Let’s not forget the kids, though. In more states than not, employees with kids but without insurance outnumber employees with kids and insurance. That puts a strain on the states’ Medicaid program – which provides insurance to poor children. That, in turn, puts a strain on the states’ budgets. That would normally mean that state governments take higher taxes from their citizens – but everyone knows that all taxes are evil. So, what it really means is that money that should go to education and other vital programs are short-changed. In other words, the pain gets spread around further, but not necessarily any thinner.
What makes it even more unfair is that it is totally unnecessary. The federal government already runs a program that would alleviate this problem. It’s the very same program these people are already paying taxes for but are barred from participating in. It’s Medicare. Medicare B is an HMO-like program where recipients pay a small monthly participation fee – currently around eighty dollars a month. The government matches this at a rate of three to one to provide health insurance. For those that don’t like “big gubment” running their lives, Medicare C offers buy-in to privately run HMOs for slightly higher costs.

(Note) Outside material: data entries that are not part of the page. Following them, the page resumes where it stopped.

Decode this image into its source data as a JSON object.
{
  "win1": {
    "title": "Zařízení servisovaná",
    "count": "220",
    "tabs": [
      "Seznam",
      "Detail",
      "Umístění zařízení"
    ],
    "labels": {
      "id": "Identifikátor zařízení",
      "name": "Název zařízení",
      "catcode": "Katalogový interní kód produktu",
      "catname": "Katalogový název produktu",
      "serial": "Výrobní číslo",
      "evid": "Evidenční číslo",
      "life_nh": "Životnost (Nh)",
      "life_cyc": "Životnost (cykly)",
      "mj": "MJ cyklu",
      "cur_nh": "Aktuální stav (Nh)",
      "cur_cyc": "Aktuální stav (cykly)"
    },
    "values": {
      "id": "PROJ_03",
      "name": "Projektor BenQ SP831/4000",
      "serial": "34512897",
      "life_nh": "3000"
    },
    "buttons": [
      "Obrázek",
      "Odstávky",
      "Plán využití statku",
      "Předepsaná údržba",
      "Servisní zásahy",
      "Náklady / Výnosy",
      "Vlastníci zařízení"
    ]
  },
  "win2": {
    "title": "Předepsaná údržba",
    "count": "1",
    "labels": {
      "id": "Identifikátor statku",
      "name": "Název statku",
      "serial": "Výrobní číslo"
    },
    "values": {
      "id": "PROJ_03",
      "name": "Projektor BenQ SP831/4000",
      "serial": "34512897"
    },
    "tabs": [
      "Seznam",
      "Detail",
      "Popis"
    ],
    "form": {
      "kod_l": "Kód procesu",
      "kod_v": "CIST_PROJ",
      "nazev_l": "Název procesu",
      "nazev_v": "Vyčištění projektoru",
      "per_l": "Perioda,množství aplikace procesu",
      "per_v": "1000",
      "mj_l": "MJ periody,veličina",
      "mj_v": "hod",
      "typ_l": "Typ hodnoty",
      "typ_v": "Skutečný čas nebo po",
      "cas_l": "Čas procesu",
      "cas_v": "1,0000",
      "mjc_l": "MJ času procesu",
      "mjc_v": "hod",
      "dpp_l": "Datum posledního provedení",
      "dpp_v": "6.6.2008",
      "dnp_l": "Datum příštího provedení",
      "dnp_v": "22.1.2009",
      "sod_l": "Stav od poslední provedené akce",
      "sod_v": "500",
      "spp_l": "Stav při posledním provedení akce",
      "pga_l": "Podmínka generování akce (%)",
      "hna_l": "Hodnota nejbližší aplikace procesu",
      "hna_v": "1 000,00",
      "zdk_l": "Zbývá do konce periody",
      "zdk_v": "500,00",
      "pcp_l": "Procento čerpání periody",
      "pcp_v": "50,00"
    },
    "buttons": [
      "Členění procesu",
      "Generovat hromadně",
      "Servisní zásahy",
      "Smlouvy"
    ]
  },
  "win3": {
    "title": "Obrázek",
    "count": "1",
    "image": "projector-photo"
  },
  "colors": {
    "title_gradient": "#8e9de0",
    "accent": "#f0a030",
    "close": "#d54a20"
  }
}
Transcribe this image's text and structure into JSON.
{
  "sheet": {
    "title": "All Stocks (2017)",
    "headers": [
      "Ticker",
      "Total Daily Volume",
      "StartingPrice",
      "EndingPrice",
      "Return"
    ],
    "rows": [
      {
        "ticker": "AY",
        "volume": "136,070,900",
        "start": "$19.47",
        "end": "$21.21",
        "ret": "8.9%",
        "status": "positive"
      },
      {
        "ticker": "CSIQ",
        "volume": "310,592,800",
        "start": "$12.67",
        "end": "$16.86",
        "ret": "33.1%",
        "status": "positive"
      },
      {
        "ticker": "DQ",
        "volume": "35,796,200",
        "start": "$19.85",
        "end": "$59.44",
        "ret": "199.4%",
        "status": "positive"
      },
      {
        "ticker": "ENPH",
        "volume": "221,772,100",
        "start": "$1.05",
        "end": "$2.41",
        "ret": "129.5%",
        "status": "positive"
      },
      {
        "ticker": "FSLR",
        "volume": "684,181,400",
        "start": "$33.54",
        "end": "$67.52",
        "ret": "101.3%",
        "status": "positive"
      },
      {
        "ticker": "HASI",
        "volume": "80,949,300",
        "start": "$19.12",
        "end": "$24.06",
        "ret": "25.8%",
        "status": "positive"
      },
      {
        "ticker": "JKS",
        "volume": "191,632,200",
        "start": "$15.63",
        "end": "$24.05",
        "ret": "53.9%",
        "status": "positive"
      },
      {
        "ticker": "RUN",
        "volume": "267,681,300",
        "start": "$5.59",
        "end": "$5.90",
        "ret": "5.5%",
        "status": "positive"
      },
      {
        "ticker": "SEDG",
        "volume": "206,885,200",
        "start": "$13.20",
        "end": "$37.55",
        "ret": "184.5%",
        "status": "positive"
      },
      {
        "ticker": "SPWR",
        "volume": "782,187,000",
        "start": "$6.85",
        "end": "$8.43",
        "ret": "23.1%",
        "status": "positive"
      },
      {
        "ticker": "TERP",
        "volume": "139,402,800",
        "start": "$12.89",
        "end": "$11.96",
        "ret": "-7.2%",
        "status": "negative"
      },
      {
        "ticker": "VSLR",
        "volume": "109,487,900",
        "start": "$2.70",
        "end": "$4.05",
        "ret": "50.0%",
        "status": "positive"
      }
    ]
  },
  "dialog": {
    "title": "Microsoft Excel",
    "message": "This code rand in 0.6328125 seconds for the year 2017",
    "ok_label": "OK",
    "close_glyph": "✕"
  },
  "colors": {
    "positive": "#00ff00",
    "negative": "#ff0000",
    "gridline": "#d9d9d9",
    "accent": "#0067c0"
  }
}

If Medicare B were open for buy-in at full cost (paying all four dollars instead of just one); then a completely portable and cost-efficient basic medical coverage would be available to every American. If this were enacted in conjunction with a one dollar an hour minimum wage hike, plus a tax incentive of equal value to small employers, the cost would be fully recovered by both employer and employee. It still wouldn’t cover the cost of prescription medicines or hospitalization, but it would be a step in the right direction. If existing insurance companies were allowed to compete through Medicare C; then competition will still work to keep costs down.
More workers covered, small businesses better able to provide benefits (which results in fewer missed work days and less job turnover), and more money flowing into Medicare. Someone please tell me where there is a downside to this!
Rather than tearing Medicare apart, what needs to be done is to expand it. Insurance works best when very large groups exist to defray average costs. What group can possibly be bigger than the entire population of the United States? (Okay – technically, the world’s population, but that is beyond the scope of this discussion.) Another aspect of Medicare B is that it automatically adjusts the monthly premiums to be revenue neutral. That means that as more people enter the insured group, driving down the average cost of insuring each one, individuals are rewarded by paying a lower monthly fee. Wow! We can actually maintain benefits and lower the out-of-pocket expenses for seniors.
It isn’t wrong to stand up for those who are striving to make their lives better. In fact, it is morally reprehensible to kick them in the teeth by refusing to allow them a means to take care of them selves and their families. Medicare B is not a perfect plan. It does, however, take the injustice out of the first two minutes of every hour fifteen million Americans will work today.